Would you output the listing exactly, with every image omitted?

BEGIN

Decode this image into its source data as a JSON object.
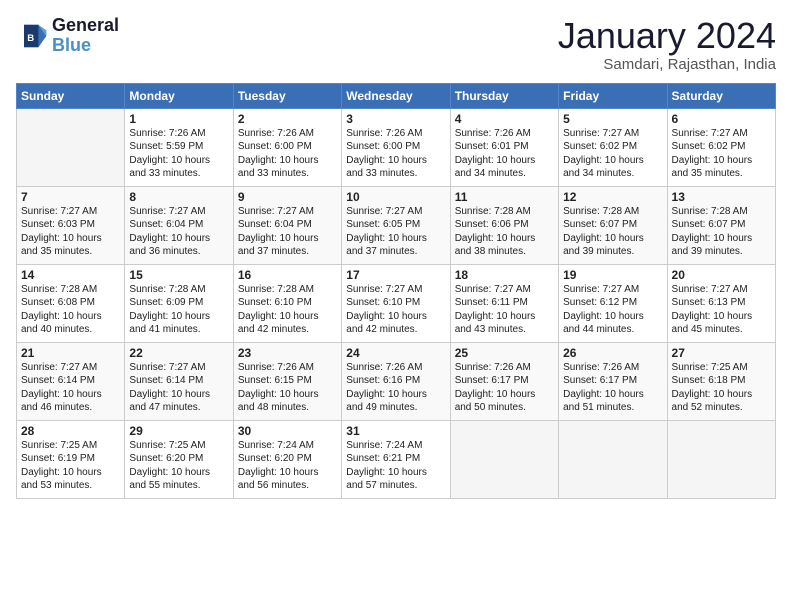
{
  "logo": {
    "line1": "General",
    "line2": "Blue"
  },
  "title": "January 2024",
  "subtitle": "Samdari, Rajasthan, India",
  "days_of_week": [
    "Sunday",
    "Monday",
    "Tuesday",
    "Wednesday",
    "Thursday",
    "Friday",
    "Saturday"
  ],
  "weeks": [
    [
      {
        "day": "",
        "content": ""
      },
      {
        "day": "1",
        "content": "Sunrise: 7:26 AM\nSunset: 5:59 PM\nDaylight: 10 hours\nand 33 minutes."
      },
      {
        "day": "2",
        "content": "Sunrise: 7:26 AM\nSunset: 6:00 PM\nDaylight: 10 hours\nand 33 minutes."
      },
      {
        "day": "3",
        "content": "Sunrise: 7:26 AM\nSunset: 6:00 PM\nDaylight: 10 hours\nand 33 minutes."
      },
      {
        "day": "4",
        "content": "Sunrise: 7:26 AM\nSunset: 6:01 PM\nDaylight: 10 hours\nand 34 minutes."
      },
      {
        "day": "5",
        "content": "Sunrise: 7:27 AM\nSunset: 6:02 PM\nDaylight: 10 hours\nand 34 minutes."
      },
      {
        "day": "6",
        "content": "Sunrise: 7:27 AM\nSunset: 6:02 PM\nDaylight: 10 hours\nand 35 minutes."
      }
    ],
    [
      {
        "day": "7",
        "content": "Sunrise: 7:27 AM\nSunset: 6:03 PM\nDaylight: 10 hours\nand 35 minutes."
      },
      {
        "day": "8",
        "content": "Sunrise: 7:27 AM\nSunset: 6:04 PM\nDaylight: 10 hours\nand 36 minutes."
      },
      {
        "day": "9",
        "content": "Sunrise: 7:27 AM\nSunset: 6:04 PM\nDaylight: 10 hours\nand 37 minutes."
      },
      {
        "day": "10",
        "content": "Sunrise: 7:27 AM\nSunset: 6:05 PM\nDaylight: 10 hours\nand 37 minutes."
      },
      {
        "day": "11",
        "content": "Sunrise: 7:28 AM\nSunset: 6:06 PM\nDaylight: 10 hours\nand 38 minutes."
      },
      {
        "day": "12",
        "content": "Sunrise: 7:28 AM\nSunset: 6:07 PM\nDaylight: 10 hours\nand 39 minutes."
      },
      {
        "day": "13",
        "content": "Sunrise: 7:28 AM\nSunset: 6:07 PM\nDaylight: 10 hours\nand 39 minutes."
      }
    ],
    [
      {
        "day": "14",
        "content": "Sunrise: 7:28 AM\nSunset: 6:08 PM\nDaylight: 10 hours\nand 40 minutes."
      },
      {
        "day": "15",
        "content": "Sunrise: 7:28 AM\nSunset: 6:09 PM\nDaylight: 10 hours\nand 41 minutes."
      },
      {
        "day": "16",
        "content": "Sunrise: 7:28 AM\nSunset: 6:10 PM\nDaylight: 10 hours\nand 42 minutes."
      },
      {
        "day": "17",
        "content": "Sunrise: 7:27 AM\nSunset: 6:10 PM\nDaylight: 10 hours\nand 42 minutes."
      },
      {
        "day": "18",
        "content": "Sunrise: 7:27 AM\nSunset: 6:11 PM\nDaylight: 10 hours\nand 43 minutes."
      },
      {
        "day": "19",
        "content": "Sunrise: 7:27 AM\nSunset: 6:12 PM\nDaylight: 10 hours\nand 44 minutes."
      },
      {
        "day": "20",
        "content": "Sunrise: 7:27 AM\nSunset: 6:13 PM\nDaylight: 10 hours\nand 45 minutes."
      }
    ],
    [
      {
        "day": "21",
        "content": "Sunrise: 7:27 AM\nSunset: 6:14 PM\nDaylight: 10 hours\nand 46 minutes."
      },
      {
        "day": "22",
        "content": "Sunrise: 7:27 AM\nSunset: 6:14 PM\nDaylight: 10 hours\nand 47 minutes."
      },
      {
        "day": "23",
        "content": "Sunrise: 7:26 AM\nSunset: 6:15 PM\nDaylight: 10 hours\nand 48 minutes."
      },
      {
        "day": "24",
        "content": "Sunrise: 7:26 AM\nSunset: 6:16 PM\nDaylight: 10 hours\nand 49 minutes."
      },
      {
        "day": "25",
        "content": "Sunrise: 7:26 AM\nSunset: 6:17 PM\nDaylight: 10 hours\nand 50 minutes."
      },
      {
        "day": "26",
        "content": "Sunrise: 7:26 AM\nSunset: 6:17 PM\nDaylight: 10 hours\nand 51 minutes."
      },
      {
        "day": "27",
        "content": "Sunrise: 7:25 AM\nSunset: 6:18 PM\nDaylight: 10 hours\nand 52 minutes."
      }
    ],
    [
      {
        "day": "28",
        "content": "Sunrise: 7:25 AM\nSunset: 6:19 PM\nDaylight: 10 hours\nand 53 minutes."
      },
      {
        "day": "29",
        "content": "Sunrise: 7:25 AM\nSunset: 6:20 PM\nDaylight: 10 hours\nand 55 minutes."
      },
      {
        "day": "30",
        "content": "Sunrise: 7:24 AM\nSunset: 6:20 PM\nDaylight: 10 hours\nand 56 minutes."
      },
      {
        "day": "31",
        "content": "Sunrise: 7:24 AM\nSunset: 6:21 PM\nDaylight: 10 hours\nand 57 minutes."
      },
      {
        "day": "",
        "content": ""
      },
      {
        "day": "",
        "content": ""
      },
      {
        "day": "",
        "content": ""
      }
    ]
  ]
}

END

RESULT OF THE EXERCISE
Decode this image into its source data as a JSON object.
{
  "logo": {
    "line1": "General",
    "line2": "Blue"
  },
  "title": "January 2024",
  "subtitle": "Samdari, Rajasthan, India",
  "days_of_week": [
    "Sunday",
    "Monday",
    "Tuesday",
    "Wednesday",
    "Thursday",
    "Friday",
    "Saturday"
  ],
  "weeks": [
    [
      {
        "day": "",
        "content": ""
      },
      {
        "day": "1",
        "content": "Sunrise: 7:26 AM\nSunset: 5:59 PM\nDaylight: 10 hours\nand 33 minutes."
      },
      {
        "day": "2",
        "content": "Sunrise: 7:26 AM\nSunset: 6:00 PM\nDaylight: 10 hours\nand 33 minutes."
      },
      {
        "day": "3",
        "content": "Sunrise: 7:26 AM\nSunset: 6:00 PM\nDaylight: 10 hours\nand 33 minutes."
      },
      {
        "day": "4",
        "content": "Sunrise: 7:26 AM\nSunset: 6:01 PM\nDaylight: 10 hours\nand 34 minutes."
      },
      {
        "day": "5",
        "content": "Sunrise: 7:27 AM\nSunset: 6:02 PM\nDaylight: 10 hours\nand 34 minutes."
      },
      {
        "day": "6",
        "content": "Sunrise: 7:27 AM\nSunset: 6:02 PM\nDaylight: 10 hours\nand 35 minutes."
      }
    ],
    [
      {
        "day": "7",
        "content": "Sunrise: 7:27 AM\nSunset: 6:03 PM\nDaylight: 10 hours\nand 35 minutes."
      },
      {
        "day": "8",
        "content": "Sunrise: 7:27 AM\nSunset: 6:04 PM\nDaylight: 10 hours\nand 36 minutes."
      },
      {
        "day": "9",
        "content": "Sunrise: 7:27 AM\nSunset: 6:04 PM\nDaylight: 10 hours\nand 37 minutes."
      },
      {
        "day": "10",
        "content": "Sunrise: 7:27 AM\nSunset: 6:05 PM\nDaylight: 10 hours\nand 37 minutes."
      },
      {
        "day": "11",
        "content": "Sunrise: 7:28 AM\nSunset: 6:06 PM\nDaylight: 10 hours\nand 38 minutes."
      },
      {
        "day": "12",
        "content": "Sunrise: 7:28 AM\nSunset: 6:07 PM\nDaylight: 10 hours\nand 39 minutes."
      },
      {
        "day": "13",
        "content": "Sunrise: 7:28 AM\nSunset: 6:07 PM\nDaylight: 10 hours\nand 39 minutes."
      }
    ],
    [
      {
        "day": "14",
        "content": "Sunrise: 7:28 AM\nSunset: 6:08 PM\nDaylight: 10 hours\nand 40 minutes."
      },
      {
        "day": "15",
        "content": "Sunrise: 7:28 AM\nSunset: 6:09 PM\nDaylight: 10 hours\nand 41 minutes."
      },
      {
        "day": "16",
        "content": "Sunrise: 7:28 AM\nSunset: 6:10 PM\nDaylight: 10 hours\nand 42 minutes."
      },
      {
        "day": "17",
        "content": "Sunrise: 7:27 AM\nSunset: 6:10 PM\nDaylight: 10 hours\nand 42 minutes."
      },
      {
        "day": "18",
        "content": "Sunrise: 7:27 AM\nSunset: 6:11 PM\nDaylight: 10 hours\nand 43 minutes."
      },
      {
        "day": "19",
        "content": "Sunrise: 7:27 AM\nSunset: 6:12 PM\nDaylight: 10 hours\nand 44 minutes."
      },
      {
        "day": "20",
        "content": "Sunrise: 7:27 AM\nSunset: 6:13 PM\nDaylight: 10 hours\nand 45 minutes."
      }
    ],
    [
      {
        "day": "21",
        "content": "Sunrise: 7:27 AM\nSunset: 6:14 PM\nDaylight: 10 hours\nand 46 minutes."
      },
      {
        "day": "22",
        "content": "Sunrise: 7:27 AM\nSunset: 6:14 PM\nDaylight: 10 hours\nand 47 minutes."
      },
      {
        "day": "23",
        "content": "Sunrise: 7:26 AM\nSunset: 6:15 PM\nDaylight: 10 hours\nand 48 minutes."
      },
      {
        "day": "24",
        "content": "Sunrise: 7:26 AM\nSunset: 6:16 PM\nDaylight: 10 hours\nand 49 minutes."
      },
      {
        "day": "25",
        "content": "Sunrise: 7:26 AM\nSunset: 6:17 PM\nDaylight: 10 hours\nand 50 minutes."
      },
      {
        "day": "26",
        "content": "Sunrise: 7:26 AM\nSunset: 6:17 PM\nDaylight: 10 hours\nand 51 minutes."
      },
      {
        "day": "27",
        "content": "Sunrise: 7:25 AM\nSunset: 6:18 PM\nDaylight: 10 hours\nand 52 minutes."
      }
    ],
    [
      {
        "day": "28",
        "content": "Sunrise: 7:25 AM\nSunset: 6:19 PM\nDaylight: 10 hours\nand 53 minutes."
      },
      {
        "day": "29",
        "content": "Sunrise: 7:25 AM\nSunset: 6:20 PM\nDaylight: 10 hours\nand 55 minutes."
      },
      {
        "day": "30",
        "content": "Sunrise: 7:24 AM\nSunset: 6:20 PM\nDaylight: 10 hours\nand 56 minutes."
      },
      {
        "day": "31",
        "content": "Sunrise: 7:24 AM\nSunset: 6:21 PM\nDaylight: 10 hours\nand 57 minutes."
      },
      {
        "day": "",
        "content": ""
      },
      {
        "day": "",
        "content": ""
      },
      {
        "day": "",
        "content": ""
      }
    ]
  ]
}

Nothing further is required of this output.